[Opening Provided records section]
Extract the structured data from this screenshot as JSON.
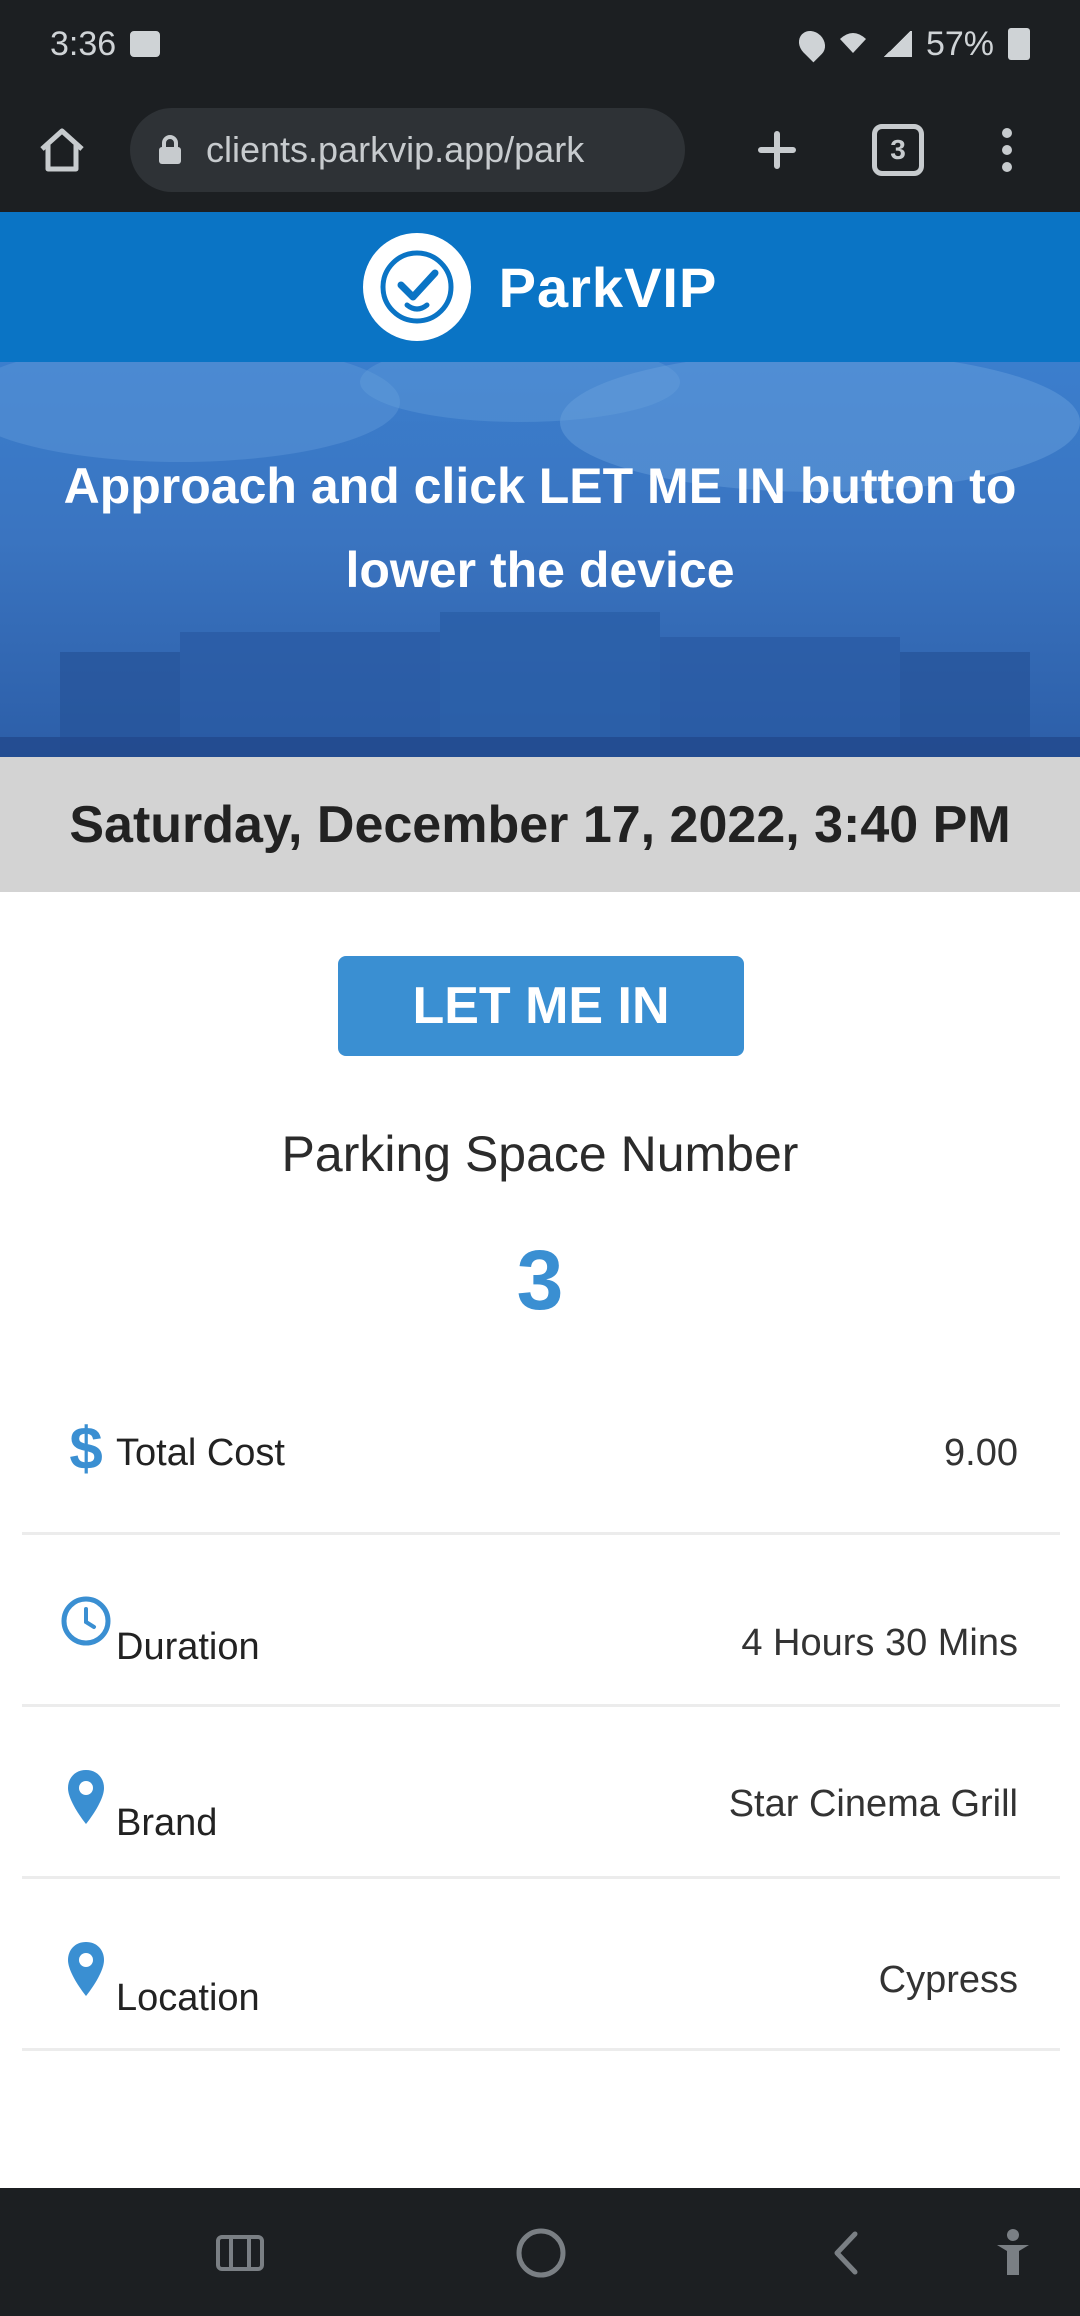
{
  "status_bar": {
    "time": "3:36",
    "battery": "57%",
    "icons": [
      "gallery-icon",
      "location-icon",
      "wifi-icon",
      "signal-icon",
      "battery-icon"
    ]
  },
  "browser": {
    "url": "clients.parkvip.app/park",
    "tab_count": "3",
    "icons": [
      "home-icon",
      "lock-icon",
      "plus-icon",
      "tabs-icon",
      "menu-icon"
    ]
  },
  "header": {
    "brand": "ParkVIP",
    "logo_icon": "parkvip-logo-icon",
    "bg_color": "#0a74c5"
  },
  "hero": {
    "message": "Approach and click LET ME IN button to lower the device"
  },
  "date_time": "Saturday, December 17, 2022, 3:40 PM",
  "cta": {
    "label": "LET ME IN",
    "color": "#3a8fd2"
  },
  "parking": {
    "label": "Parking Space Number",
    "number": "3"
  },
  "details": [
    {
      "icon": "dollar-icon",
      "label": "Total Cost",
      "value": "9.00"
    },
    {
      "icon": "clock-icon",
      "label": "Duration",
      "value": "4 Hours 30 Mins"
    },
    {
      "icon": "location-pin-icon",
      "label": "Brand",
      "value": "Star Cinema Grill"
    },
    {
      "icon": "location-pin-icon",
      "label": "Location",
      "value": "Cypress"
    }
  ],
  "nav_bar": {
    "icons": [
      "recent-apps-icon",
      "home-circle-icon",
      "back-icon",
      "accessibility-icon"
    ]
  }
}
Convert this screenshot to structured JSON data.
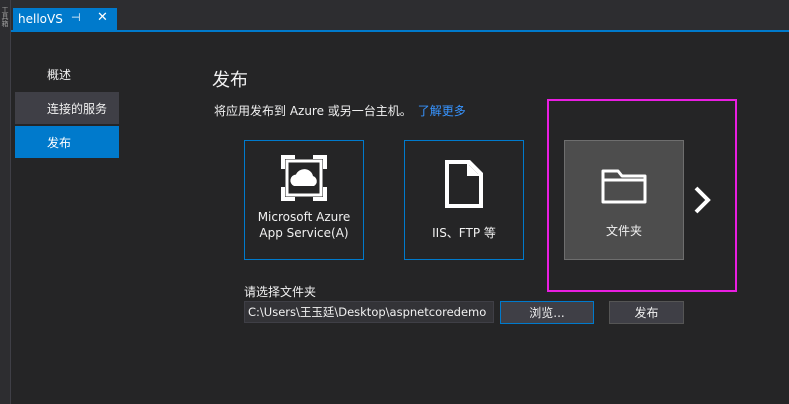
{
  "side_strip": {
    "label": "工具箱"
  },
  "tab": {
    "title": "helloVS",
    "pin_icon": "⊣",
    "close_icon": "✕"
  },
  "nav": {
    "items": [
      {
        "label": "概述",
        "state": "normal"
      },
      {
        "label": "连接的服务",
        "state": "hover"
      },
      {
        "label": "发布",
        "state": "active"
      }
    ]
  },
  "main": {
    "heading": "发布",
    "subtitle": "将应用发布到 Azure 或另一台主机。",
    "learn_more": "了解更多"
  },
  "targets": {
    "azure": {
      "label": "Microsoft Azure\nApp Service(A)"
    },
    "iis": {
      "label": "IIS、FTP 等"
    },
    "folder": {
      "label": "文件夹"
    }
  },
  "folder_picker": {
    "label": "请选择文件夹",
    "path_value": "C:\\Users\\王玉廷\\Desktop\\aspnetcoredemo",
    "browse_label": "浏览...",
    "publish_label": "发布"
  },
  "colors": {
    "accent": "#007acc",
    "highlight": "#e91ee1",
    "link": "#3794ff",
    "background": "#252526"
  }
}
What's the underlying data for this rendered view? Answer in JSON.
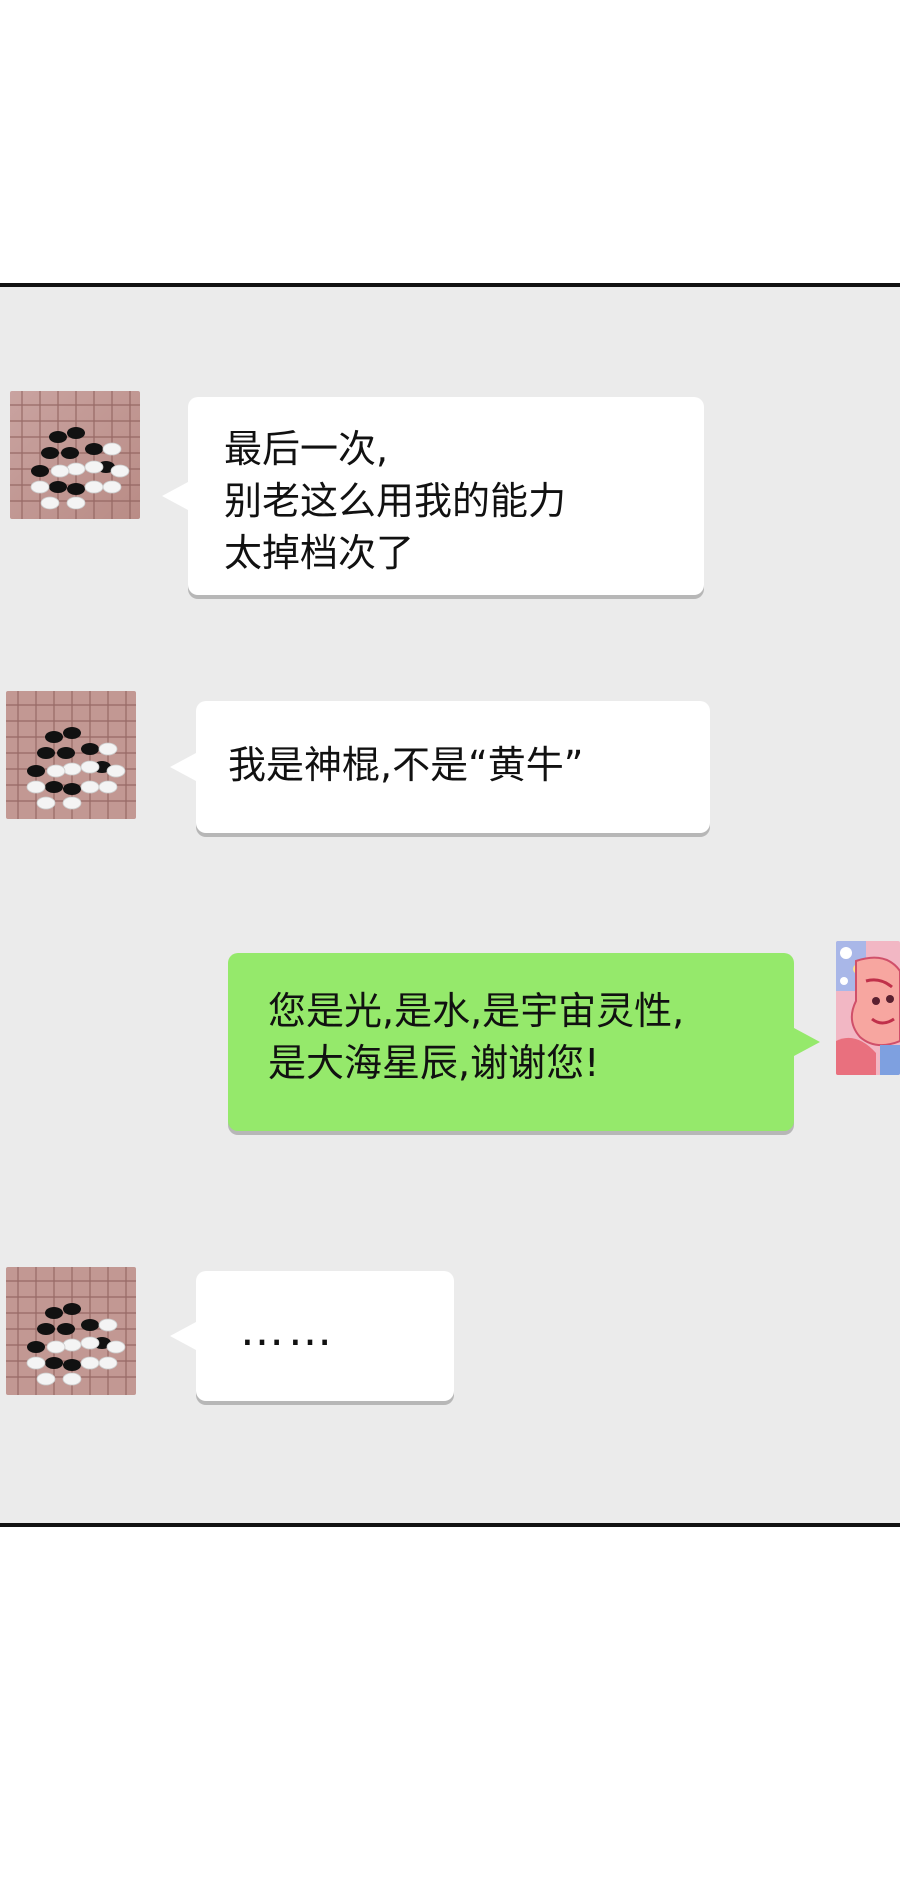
{
  "chat": {
    "messages": [
      {
        "side": "left",
        "avatar": "go-board-avatar",
        "lines": [
          "最后一次,",
          "别老这么用我的能力",
          "太掉档次了"
        ]
      },
      {
        "side": "left",
        "avatar": "go-board-avatar",
        "lines": [
          "我是神棍,不是“黄牛”"
        ]
      },
      {
        "side": "right",
        "avatar": "pink-cartoon-avatar",
        "lines": [
          "您是光,是水,是宇宙灵性,",
          "是大海星辰,谢谢您!"
        ]
      },
      {
        "side": "left",
        "avatar": "go-board-avatar",
        "lines": [
          "……"
        ]
      }
    ]
  },
  "colors": {
    "panel_bg": "#ebebeb",
    "bubble_white": "#ffffff",
    "bubble_green": "#95e96b",
    "border": "#111111"
  }
}
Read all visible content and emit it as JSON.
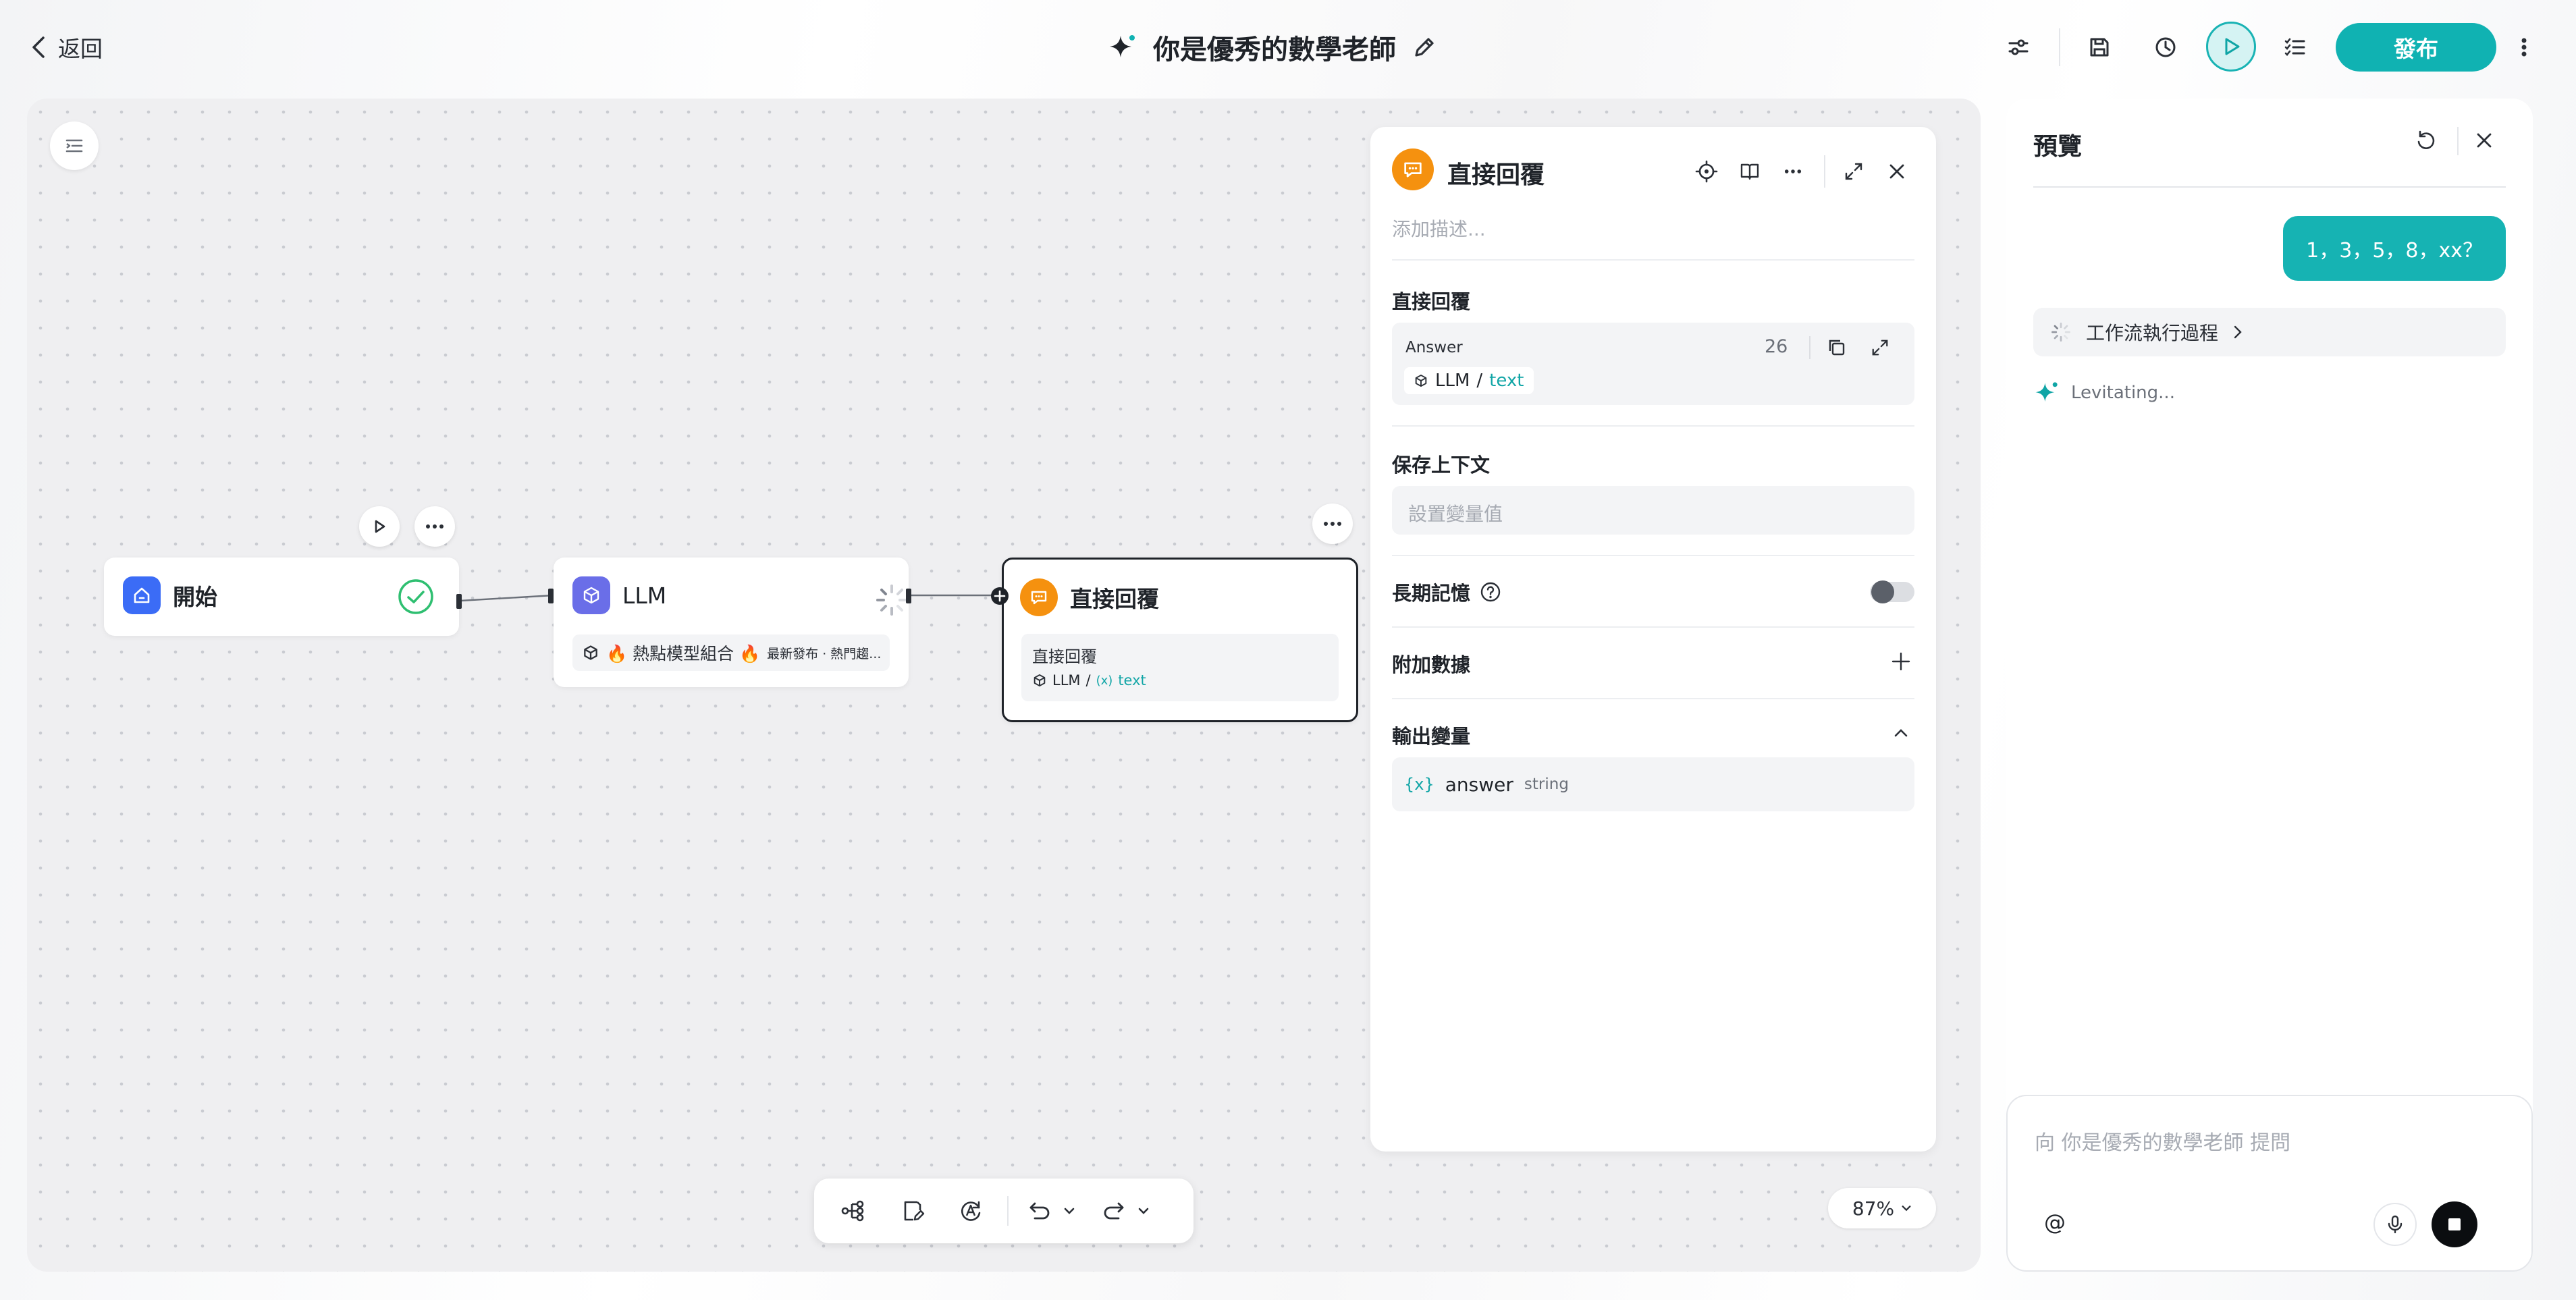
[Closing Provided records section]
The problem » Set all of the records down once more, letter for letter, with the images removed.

Answer to this exercise »
Extract the structured data from this screenshot as JSON.
{
  "status_bar": {
    "time": "3:36",
    "battery": "57%",
    "icons": [
      "gallery-icon",
      "location-icon",
      "wifi-icon",
      "signal-icon",
      "battery-icon"
    ]
  },
  "browser": {
    "url": "clients.parkvip.app/park",
    "tab_count": "3",
    "icons": [
      "home-icon",
      "lock-icon",
      "plus-icon",
      "tabs-icon",
      "menu-icon"
    ]
  },
  "header": {
    "brand": "ParkVIP",
    "logo_icon": "parkvip-logo-icon",
    "bg_color": "#0a74c5"
  },
  "hero": {
    "message": "Approach and click LET ME IN button to lower the device"
  },
  "date_time": "Saturday, December 17, 2022, 3:40 PM",
  "cta": {
    "label": "LET ME IN",
    "color": "#3a8fd2"
  },
  "parking": {
    "label": "Parking Space Number",
    "number": "3"
  },
  "details": [
    {
      "icon": "dollar-icon",
      "label": "Total Cost",
      "value": "9.00"
    },
    {
      "icon": "clock-icon",
      "label": "Duration",
      "value": "4 Hours 30 Mins"
    },
    {
      "icon": "location-pin-icon",
      "label": "Brand",
      "value": "Star Cinema Grill"
    },
    {
      "icon": "location-pin-icon",
      "label": "Location",
      "value": "Cypress"
    }
  ],
  "nav_bar": {
    "icons": [
      "recent-apps-icon",
      "home-circle-icon",
      "back-icon",
      "accessibility-icon"
    ]
  }
}
Convert this screenshot to structured JSON data.
{
  "side_strip": {
    "label": "工具箱"
  },
  "tab": {
    "title": "helloVS",
    "pin_icon": "⊣",
    "close_icon": "✕"
  },
  "nav": {
    "items": [
      {
        "label": "概述",
        "state": "normal"
      },
      {
        "label": "连接的服务",
        "state": "hover"
      },
      {
        "label": "发布",
        "state": "active"
      }
    ]
  },
  "main": {
    "heading": "发布",
    "subtitle": "将应用发布到 Azure 或另一台主机。",
    "learn_more": "了解更多"
  },
  "targets": {
    "azure": {
      "label": "Microsoft Azure\nApp Service(A)"
    },
    "iis": {
      "label": "IIS、FTP 等"
    },
    "folder": {
      "label": "文件夹"
    }
  },
  "folder_picker": {
    "label": "请选择文件夹",
    "path_value": "C:\\Users\\王玉廷\\Desktop\\aspnetcoredemo",
    "browse_label": "浏览...",
    "publish_label": "发布"
  },
  "colors": {
    "accent": "#007acc",
    "highlight": "#e91ee1",
    "link": "#3794ff",
    "background": "#252526"
  }
}
What's the underlying data for this rendered view? Answer in JSON.
{
  "chat": {
    "messages": [
      {
        "side": "left",
        "avatar": "go-board-avatar",
        "lines": [
          "最后一次,",
          "别老这么用我的能力",
          "太掉档次了"
        ]
      },
      {
        "side": "left",
        "avatar": "go-board-avatar",
        "lines": [
          "我是神棍,不是“黄牛”"
        ]
      },
      {
        "side": "right",
        "avatar": "pink-cartoon-avatar",
        "lines": [
          "您是光,是水,是宇宙灵性,",
          "是大海星辰,谢谢您!"
        ]
      },
      {
        "side": "left",
        "avatar": "go-board-avatar",
        "lines": [
          "……"
        ]
      }
    ]
  },
  "colors": {
    "panel_bg": "#ebebeb",
    "bubble_white": "#ffffff",
    "bubble_green": "#95e96b",
    "border": "#111111"
  }
}
Read all visible content and emit it as JSON.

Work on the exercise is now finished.